Allegations against Pell reached a climax in 2017 when he was charged with abusing two choir boys at St Patrick’s Cathedral in the 1990s. His subsequent conviction shocked and disturbed me. I had followed the case closely and, given the circumstances and logistics surrounding the alleged abuse, thought the charges untenable.
I was also disturbed by what I perceived to be the bias and vendetta-like mentality of the Victoria Police and Victorian judicial system, and sections of the media.
Some ABC journalists seemed to set themselves up as Pell’s judge, jury and hangman.
One of the Sisters in my Congregation who works in prison ministry visited Pell every week for the 57 weeks of his incarceration. Did she think him guilty or innocent? I don’t know. She said that she appreciated his endurance in extremely difficult and isolating conditions, their times of shared prayer, and his graciousness towards her. “He had an inner peace,” she said. “He was true to himself and consistent that he hadn’t offended.”
Pell spent most of his remaining years in Rome until his death on January 10 this year. I had thought him indestructible and, like so many, was stunned by the news.
Within days, further divisive controversy emerged. The Vaticanista blogger Sandro Magister revealed that Pell was the author of an anonymous memo condemning Pope Francis, his papacy and his commitment to synodality.
Such disloyalty, such hypocrisy! Pell was a ’faithful servant of the Church’, as long as it was the Church made in his image.
Since his death, one clip showing Pell and Pope Francis greeting each other has been played repeatedly.
Pell stoops to kiss the Pope’s ring but Francis instinctively and quite deliberately pulls it away.
For me, the clip is emblematic of both men’s ecclesiology, and how the Church is evolving.
Resistant to the spirit of Vatican II, Pell was the guardian of orthodoxy and dogma within a hierarchical Church where clericalism and patriarchy reigned; a Church replete with the trappings of courtly titles and power. His was a dogmatic teaching Church rather than a listening Church.
Francis’ vision is one of a welcoming, inclusive Church which consults, listens and learns. His synodal approach prioritises the dignity of the baptised rather than the authority of the ordained. He endorses collaboration and communal discernment where lay women and men are invited to engage in the decision-making process.
Give me Francis’ merciful “smell of the sheep” approach over autocratic dogma any time!
The George Pell I encountered over the years could be charming and courageous, generous and genial, self-deprecating and with a good sense of humour. He bore his incarceration with heroic equanimity. He was also authoritarian and absolutist, a man who could be politically ruthless, and one who relished a fight.

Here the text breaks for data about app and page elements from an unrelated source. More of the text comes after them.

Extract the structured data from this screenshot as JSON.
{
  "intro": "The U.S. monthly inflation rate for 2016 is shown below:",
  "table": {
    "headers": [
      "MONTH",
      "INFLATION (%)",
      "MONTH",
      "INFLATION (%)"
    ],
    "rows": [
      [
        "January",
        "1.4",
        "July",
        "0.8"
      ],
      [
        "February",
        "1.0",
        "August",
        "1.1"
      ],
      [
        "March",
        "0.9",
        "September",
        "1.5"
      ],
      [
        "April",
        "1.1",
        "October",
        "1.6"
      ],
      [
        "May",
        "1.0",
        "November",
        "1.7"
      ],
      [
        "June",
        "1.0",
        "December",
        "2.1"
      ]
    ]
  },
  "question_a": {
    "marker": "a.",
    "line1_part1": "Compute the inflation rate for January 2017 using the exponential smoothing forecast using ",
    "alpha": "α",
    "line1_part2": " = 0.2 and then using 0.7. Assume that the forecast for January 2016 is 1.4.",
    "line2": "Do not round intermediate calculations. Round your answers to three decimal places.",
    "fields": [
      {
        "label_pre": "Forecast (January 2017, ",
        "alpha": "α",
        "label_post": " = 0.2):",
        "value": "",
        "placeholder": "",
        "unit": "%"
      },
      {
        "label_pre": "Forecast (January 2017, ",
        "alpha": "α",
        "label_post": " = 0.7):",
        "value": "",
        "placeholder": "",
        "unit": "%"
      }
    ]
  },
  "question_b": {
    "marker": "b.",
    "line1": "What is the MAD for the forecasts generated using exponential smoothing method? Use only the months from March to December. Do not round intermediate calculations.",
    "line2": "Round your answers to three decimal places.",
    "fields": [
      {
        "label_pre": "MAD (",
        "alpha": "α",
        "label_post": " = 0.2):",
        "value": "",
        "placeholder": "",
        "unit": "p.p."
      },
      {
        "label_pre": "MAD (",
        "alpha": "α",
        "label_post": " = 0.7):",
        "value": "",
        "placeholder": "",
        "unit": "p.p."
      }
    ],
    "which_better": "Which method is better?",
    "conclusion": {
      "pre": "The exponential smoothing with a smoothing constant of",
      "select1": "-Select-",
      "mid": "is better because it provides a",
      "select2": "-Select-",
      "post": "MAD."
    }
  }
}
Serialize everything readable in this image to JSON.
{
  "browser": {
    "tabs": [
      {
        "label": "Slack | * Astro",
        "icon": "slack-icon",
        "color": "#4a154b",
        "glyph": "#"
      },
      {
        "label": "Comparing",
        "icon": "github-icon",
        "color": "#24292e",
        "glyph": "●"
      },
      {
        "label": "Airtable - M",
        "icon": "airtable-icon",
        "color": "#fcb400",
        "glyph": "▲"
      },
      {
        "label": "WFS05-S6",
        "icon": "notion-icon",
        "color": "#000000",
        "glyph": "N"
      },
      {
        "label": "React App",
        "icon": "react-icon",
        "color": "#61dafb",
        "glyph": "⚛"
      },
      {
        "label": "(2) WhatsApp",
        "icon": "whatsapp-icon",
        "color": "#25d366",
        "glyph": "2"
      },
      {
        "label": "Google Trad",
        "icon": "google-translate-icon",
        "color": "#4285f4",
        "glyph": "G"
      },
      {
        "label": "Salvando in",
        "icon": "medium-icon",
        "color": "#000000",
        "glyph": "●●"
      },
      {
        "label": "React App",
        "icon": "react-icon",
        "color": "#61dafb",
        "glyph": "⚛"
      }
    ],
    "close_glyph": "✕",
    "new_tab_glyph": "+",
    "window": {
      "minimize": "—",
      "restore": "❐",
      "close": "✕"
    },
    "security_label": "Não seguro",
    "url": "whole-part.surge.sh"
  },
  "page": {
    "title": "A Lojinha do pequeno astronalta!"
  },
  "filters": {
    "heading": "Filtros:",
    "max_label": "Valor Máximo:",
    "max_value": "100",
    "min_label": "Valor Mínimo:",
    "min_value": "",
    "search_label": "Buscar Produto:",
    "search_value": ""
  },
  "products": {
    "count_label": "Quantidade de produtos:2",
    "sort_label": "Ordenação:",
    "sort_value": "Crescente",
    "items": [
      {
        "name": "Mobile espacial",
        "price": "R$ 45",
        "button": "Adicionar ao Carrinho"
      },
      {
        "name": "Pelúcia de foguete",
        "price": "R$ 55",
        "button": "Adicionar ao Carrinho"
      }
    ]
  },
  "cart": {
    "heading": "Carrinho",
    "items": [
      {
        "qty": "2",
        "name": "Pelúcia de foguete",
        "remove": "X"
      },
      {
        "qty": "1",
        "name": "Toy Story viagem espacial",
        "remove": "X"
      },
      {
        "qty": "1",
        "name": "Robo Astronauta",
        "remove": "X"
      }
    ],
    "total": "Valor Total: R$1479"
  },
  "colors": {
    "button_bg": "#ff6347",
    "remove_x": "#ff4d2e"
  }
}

There are some who will continue to demonise Pell while others, like Tony Abbott, have canonised him already. It occurs to me that neither is an appropriate response. George Pell was neither evil incarnate, nor sinless and blameless. He was truly gifted and terribly flawed, like the rest of us.